======== Material for this task
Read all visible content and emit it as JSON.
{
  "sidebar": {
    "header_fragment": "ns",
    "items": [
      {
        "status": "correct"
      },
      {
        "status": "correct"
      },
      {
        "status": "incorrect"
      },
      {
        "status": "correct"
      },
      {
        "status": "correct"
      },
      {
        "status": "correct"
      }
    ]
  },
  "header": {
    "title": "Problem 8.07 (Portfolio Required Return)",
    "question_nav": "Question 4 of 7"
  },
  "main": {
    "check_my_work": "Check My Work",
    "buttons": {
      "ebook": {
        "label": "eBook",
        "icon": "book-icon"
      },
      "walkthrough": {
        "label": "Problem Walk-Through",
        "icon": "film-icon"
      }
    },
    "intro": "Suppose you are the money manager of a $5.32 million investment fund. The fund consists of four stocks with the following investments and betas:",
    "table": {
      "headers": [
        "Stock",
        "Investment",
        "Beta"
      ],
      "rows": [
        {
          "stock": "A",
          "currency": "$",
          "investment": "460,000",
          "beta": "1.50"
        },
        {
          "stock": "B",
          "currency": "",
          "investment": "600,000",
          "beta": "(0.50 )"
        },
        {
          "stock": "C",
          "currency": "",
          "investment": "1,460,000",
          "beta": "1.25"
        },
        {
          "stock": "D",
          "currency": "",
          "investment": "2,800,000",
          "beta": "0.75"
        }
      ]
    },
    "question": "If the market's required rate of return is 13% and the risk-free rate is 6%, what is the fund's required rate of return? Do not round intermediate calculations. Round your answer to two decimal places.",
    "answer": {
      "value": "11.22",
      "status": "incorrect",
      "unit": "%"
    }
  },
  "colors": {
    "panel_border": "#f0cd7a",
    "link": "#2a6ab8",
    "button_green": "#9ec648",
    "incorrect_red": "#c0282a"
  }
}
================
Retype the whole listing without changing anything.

- Answer section
Read all visible content and emit it as JSON.
{
  "sidebar": {
    "header_fragment": "ns",
    "items": [
      {
        "status": "correct"
      },
      {
        "status": "correct"
      },
      {
        "status": "incorrect"
      },
      {
        "status": "correct"
      },
      {
        "status": "correct"
      },
      {
        "status": "correct"
      }
    ]
  },
  "header": {
    "title": "Problem 8.07 (Portfolio Required Return)",
    "question_nav": "Question 4 of 7"
  },
  "main": {
    "check_my_work": "Check My Work",
    "buttons": {
      "ebook": {
        "label": "eBook",
        "icon": "book-icon"
      },
      "walkthrough": {
        "label": "Problem Walk-Through",
        "icon": "film-icon"
      }
    },
    "intro": "Suppose you are the money manager of a $5.32 million investment fund. The fund consists of four stocks with the following investments and betas:",
    "table": {
      "headers": [
        "Stock",
        "Investment",
        "Beta"
      ],
      "rows": [
        {
          "stock": "A",
          "currency": "$",
          "investment": "460,000",
          "beta": "1.50"
        },
        {
          "stock": "B",
          "currency": "",
          "investment": "600,000",
          "beta": "(0.50 )"
        },
        {
          "stock": "C",
          "currency": "",
          "investment": "1,460,000",
          "beta": "1.25"
        },
        {
          "stock": "D",
          "currency": "",
          "investment": "2,800,000",
          "beta": "0.75"
        }
      ]
    },
    "question": "If the market's required rate of return is 13% and the risk-free rate is 6%, what is the fund's required rate of return? Do not round intermediate calculations. Round your answer to two decimal places.",
    "answer": {
      "value": "11.22",
      "status": "incorrect",
      "unit": "%"
    }
  },
  "colors": {
    "panel_border": "#f0cd7a",
    "link": "#2a6ab8",
    "button_green": "#9ec648",
    "incorrect_red": "#c0282a"
  }
}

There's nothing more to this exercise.